    Flavius Aëtius , dux et patricius, was a Roman general of the closing period of the Western Roman Empire. He was an able military commander and the most influential man in the Western Roman Empire for two decades . He managed policy in regard to the attacks of barbarian peoples pressing on the Empire...

    .
  • François Joseph Terasse Desbillons; so called from the elegance and purity of his Latin (1751-1789).
  • Alexander Pope
    Alexander Pope
    Alexander Pope was an 18th-century English poet, best known for his satirical verse and for his translation of Homer. He is the third-most frequently quoted writer in The Oxford Dictionary of Quotations, after Shakespeare and Tennyson...

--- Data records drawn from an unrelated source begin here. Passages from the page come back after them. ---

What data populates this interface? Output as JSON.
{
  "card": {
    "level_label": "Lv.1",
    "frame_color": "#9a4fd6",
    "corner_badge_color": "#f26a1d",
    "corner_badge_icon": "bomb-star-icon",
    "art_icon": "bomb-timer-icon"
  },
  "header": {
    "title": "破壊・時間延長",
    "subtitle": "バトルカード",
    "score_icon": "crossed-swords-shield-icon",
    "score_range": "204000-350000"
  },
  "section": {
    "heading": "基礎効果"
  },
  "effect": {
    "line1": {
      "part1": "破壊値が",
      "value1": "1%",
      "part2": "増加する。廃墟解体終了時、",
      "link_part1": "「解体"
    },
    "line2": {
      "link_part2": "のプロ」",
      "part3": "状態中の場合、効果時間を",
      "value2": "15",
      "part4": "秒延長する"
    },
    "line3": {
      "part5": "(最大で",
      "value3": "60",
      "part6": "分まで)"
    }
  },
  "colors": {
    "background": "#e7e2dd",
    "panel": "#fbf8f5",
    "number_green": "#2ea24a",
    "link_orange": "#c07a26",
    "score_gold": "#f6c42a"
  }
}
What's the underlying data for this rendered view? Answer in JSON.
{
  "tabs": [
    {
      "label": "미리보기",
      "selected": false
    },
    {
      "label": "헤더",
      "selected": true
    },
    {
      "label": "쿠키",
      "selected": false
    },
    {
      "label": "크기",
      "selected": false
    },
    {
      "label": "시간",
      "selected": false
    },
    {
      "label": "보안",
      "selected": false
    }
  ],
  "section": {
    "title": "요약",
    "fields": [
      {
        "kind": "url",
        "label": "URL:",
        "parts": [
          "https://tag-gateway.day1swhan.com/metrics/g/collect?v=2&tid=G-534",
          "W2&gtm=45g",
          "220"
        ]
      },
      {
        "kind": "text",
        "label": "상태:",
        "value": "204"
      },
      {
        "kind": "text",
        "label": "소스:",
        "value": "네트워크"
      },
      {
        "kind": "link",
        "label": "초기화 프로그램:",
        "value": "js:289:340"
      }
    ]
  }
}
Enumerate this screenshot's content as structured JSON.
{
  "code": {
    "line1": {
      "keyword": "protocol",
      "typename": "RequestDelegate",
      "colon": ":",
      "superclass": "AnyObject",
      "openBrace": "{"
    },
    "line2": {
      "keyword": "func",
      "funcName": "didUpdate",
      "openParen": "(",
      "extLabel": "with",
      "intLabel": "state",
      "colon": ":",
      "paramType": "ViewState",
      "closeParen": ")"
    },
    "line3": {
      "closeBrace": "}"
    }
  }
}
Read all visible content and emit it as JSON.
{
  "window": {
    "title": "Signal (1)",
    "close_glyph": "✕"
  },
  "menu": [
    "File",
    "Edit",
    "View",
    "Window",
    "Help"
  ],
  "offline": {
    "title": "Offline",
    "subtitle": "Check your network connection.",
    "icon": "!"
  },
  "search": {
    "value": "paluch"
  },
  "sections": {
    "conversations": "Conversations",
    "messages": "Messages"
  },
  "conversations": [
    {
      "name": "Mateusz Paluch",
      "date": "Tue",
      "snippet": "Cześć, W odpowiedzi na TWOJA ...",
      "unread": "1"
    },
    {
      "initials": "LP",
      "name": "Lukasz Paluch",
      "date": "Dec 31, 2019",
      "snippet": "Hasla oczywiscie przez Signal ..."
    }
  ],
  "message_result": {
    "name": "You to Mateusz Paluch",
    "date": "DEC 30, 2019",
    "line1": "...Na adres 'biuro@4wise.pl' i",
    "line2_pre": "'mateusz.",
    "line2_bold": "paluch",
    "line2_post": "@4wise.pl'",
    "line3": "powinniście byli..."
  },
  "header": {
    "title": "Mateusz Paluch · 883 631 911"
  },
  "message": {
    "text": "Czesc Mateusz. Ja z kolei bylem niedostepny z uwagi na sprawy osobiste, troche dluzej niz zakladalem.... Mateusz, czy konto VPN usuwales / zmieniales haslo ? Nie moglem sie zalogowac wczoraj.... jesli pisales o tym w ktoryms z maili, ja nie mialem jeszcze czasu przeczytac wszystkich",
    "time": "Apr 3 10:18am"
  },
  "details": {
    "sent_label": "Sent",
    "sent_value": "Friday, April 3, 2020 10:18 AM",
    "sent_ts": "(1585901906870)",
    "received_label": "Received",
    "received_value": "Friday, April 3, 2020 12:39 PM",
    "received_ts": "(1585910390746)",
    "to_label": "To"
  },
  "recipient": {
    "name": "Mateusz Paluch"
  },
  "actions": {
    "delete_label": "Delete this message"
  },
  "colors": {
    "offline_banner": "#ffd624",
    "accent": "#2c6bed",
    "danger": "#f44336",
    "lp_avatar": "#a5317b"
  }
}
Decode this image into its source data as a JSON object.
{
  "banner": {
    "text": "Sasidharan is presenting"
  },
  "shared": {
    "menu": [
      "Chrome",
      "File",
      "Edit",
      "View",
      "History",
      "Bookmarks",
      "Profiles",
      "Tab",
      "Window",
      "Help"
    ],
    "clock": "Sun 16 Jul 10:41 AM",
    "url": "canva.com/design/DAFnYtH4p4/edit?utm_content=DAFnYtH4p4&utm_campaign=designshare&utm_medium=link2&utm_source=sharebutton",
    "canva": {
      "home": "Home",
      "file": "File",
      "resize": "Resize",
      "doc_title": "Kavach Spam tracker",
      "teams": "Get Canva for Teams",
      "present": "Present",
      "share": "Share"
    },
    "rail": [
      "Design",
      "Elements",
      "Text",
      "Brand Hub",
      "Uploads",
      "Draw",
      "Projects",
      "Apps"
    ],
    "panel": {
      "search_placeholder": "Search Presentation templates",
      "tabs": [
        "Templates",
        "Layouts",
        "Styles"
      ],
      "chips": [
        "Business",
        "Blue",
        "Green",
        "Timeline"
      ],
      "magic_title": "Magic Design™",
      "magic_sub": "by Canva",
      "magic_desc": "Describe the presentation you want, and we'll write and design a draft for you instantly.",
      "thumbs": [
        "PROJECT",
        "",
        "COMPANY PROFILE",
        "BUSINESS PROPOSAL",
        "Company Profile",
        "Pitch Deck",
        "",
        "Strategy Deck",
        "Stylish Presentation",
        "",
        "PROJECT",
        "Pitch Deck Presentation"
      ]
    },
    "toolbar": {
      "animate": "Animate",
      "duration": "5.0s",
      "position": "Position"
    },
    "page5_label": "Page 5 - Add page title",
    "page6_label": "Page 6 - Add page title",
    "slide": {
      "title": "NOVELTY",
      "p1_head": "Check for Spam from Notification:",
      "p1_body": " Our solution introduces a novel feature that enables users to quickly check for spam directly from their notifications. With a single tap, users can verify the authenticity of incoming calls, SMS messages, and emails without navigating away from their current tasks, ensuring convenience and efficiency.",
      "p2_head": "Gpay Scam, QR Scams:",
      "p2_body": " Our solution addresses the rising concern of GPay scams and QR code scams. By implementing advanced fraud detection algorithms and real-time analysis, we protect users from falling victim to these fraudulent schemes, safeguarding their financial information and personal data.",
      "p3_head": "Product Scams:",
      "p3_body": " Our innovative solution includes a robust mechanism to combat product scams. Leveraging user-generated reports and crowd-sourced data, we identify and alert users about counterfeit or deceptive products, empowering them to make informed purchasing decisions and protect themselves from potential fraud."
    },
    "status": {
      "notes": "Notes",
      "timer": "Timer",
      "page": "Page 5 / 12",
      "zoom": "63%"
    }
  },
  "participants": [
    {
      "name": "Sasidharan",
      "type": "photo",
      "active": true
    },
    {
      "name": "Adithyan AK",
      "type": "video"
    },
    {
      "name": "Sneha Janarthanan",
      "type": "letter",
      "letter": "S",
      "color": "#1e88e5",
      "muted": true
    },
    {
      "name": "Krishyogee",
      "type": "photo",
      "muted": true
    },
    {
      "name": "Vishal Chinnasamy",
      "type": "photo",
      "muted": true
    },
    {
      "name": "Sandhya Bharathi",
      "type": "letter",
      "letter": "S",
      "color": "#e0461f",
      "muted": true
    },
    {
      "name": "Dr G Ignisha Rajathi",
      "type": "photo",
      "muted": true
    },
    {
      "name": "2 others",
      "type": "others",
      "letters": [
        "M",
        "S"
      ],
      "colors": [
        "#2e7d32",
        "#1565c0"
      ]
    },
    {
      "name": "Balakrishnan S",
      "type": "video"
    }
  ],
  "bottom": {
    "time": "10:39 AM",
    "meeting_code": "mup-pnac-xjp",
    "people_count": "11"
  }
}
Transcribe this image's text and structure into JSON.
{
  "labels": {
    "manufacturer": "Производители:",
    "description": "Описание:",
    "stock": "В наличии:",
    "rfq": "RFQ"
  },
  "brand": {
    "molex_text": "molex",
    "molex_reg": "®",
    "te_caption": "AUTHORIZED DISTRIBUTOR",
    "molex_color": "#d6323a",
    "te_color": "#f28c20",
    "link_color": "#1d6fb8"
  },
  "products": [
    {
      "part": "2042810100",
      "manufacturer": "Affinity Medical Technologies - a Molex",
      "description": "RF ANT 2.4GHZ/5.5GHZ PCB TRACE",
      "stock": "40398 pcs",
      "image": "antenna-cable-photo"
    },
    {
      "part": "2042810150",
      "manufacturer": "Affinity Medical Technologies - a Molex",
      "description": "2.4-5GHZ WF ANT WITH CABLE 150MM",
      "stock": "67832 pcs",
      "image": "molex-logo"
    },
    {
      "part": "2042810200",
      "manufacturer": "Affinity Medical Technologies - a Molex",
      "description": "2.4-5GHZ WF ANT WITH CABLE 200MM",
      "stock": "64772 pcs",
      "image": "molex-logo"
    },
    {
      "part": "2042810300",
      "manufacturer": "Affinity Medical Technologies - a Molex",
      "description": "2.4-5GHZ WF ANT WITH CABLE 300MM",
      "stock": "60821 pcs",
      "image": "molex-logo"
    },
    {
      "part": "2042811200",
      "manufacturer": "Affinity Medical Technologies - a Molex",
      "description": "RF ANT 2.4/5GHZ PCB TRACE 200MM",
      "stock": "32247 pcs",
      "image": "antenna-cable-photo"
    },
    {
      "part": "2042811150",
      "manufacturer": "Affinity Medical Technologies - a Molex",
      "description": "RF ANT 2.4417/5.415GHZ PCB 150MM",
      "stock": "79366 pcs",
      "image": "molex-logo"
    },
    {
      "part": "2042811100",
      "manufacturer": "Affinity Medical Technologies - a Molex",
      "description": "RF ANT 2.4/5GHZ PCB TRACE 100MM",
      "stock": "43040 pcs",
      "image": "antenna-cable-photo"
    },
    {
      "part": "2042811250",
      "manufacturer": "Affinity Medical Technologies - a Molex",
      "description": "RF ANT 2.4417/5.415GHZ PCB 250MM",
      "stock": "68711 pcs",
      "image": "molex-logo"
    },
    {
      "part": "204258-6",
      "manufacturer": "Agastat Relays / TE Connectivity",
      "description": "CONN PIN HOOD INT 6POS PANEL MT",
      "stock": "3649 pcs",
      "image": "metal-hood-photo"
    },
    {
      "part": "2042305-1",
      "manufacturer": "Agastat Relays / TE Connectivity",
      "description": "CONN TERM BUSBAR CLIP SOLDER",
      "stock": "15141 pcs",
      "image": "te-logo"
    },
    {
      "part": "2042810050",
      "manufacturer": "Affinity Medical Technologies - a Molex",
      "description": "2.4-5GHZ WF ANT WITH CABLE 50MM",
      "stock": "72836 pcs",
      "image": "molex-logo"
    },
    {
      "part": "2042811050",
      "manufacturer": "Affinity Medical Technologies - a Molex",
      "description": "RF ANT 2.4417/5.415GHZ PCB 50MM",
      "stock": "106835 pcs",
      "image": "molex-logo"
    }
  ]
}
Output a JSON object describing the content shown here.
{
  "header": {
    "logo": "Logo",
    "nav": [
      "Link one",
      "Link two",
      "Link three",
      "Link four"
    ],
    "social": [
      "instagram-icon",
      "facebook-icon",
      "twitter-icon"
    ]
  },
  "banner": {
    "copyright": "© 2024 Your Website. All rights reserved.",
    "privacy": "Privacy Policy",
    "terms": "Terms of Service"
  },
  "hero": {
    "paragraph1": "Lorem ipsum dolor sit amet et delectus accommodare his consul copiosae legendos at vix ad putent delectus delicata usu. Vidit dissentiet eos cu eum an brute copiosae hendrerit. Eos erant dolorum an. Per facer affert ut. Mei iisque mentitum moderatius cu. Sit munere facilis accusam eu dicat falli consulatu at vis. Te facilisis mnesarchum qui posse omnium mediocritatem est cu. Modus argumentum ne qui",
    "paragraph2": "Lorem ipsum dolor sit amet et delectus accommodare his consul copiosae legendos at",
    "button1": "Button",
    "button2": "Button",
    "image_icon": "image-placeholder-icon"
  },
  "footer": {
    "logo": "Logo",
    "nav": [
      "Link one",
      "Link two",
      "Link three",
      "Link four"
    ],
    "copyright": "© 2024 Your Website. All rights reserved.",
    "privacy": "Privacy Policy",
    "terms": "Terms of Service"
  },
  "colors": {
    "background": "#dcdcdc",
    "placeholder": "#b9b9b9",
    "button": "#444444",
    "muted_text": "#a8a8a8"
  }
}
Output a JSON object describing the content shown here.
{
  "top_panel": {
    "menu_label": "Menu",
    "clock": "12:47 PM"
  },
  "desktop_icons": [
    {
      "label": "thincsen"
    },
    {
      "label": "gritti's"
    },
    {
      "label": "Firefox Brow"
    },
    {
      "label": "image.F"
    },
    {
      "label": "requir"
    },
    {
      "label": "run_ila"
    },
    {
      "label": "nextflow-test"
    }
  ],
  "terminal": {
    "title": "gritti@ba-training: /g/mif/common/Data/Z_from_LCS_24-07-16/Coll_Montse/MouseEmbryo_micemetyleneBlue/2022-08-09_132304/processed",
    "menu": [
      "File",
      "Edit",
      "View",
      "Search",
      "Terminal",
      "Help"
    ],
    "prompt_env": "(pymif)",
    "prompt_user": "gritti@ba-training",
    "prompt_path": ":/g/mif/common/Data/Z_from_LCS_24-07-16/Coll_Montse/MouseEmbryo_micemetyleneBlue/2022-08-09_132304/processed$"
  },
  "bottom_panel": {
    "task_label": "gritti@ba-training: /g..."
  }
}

     called William Congreve Ultimus Romanorum. (1670-1729.)
  • Thomas Carlyle
    Thomas Carlyle
    Thomas Carlyle was a Scottish satirical writer, essayist, historian and teacher during the Victorian era.He called economics "the dismal science", wrote articles for the Edinburgh Encyclopedia, and became a controversial social commentator.Coming from a strict Calvinist family, Carlyle was...

     called Samuel Johnson
    Samuel Johnson
    Samuel Johnson , often referred to as Dr. Johnson, was an English author who made lasting contributions to English literature as a poet, essayist, moralist, literary critic, biographer, editor and lexicographer...

     "Ultimus Romanorum".


In the United States, the "last of the Romans" may mean the last of the Founding Fathers
Founding Fathers of the United States
The Founding Fathers of the United States of America were political leaders and statesmen who participated in the American Revolution by signing the United States Declaration of Independence, taking part in the American Revolutionary War, establishing the United States Constitution, or by some...

.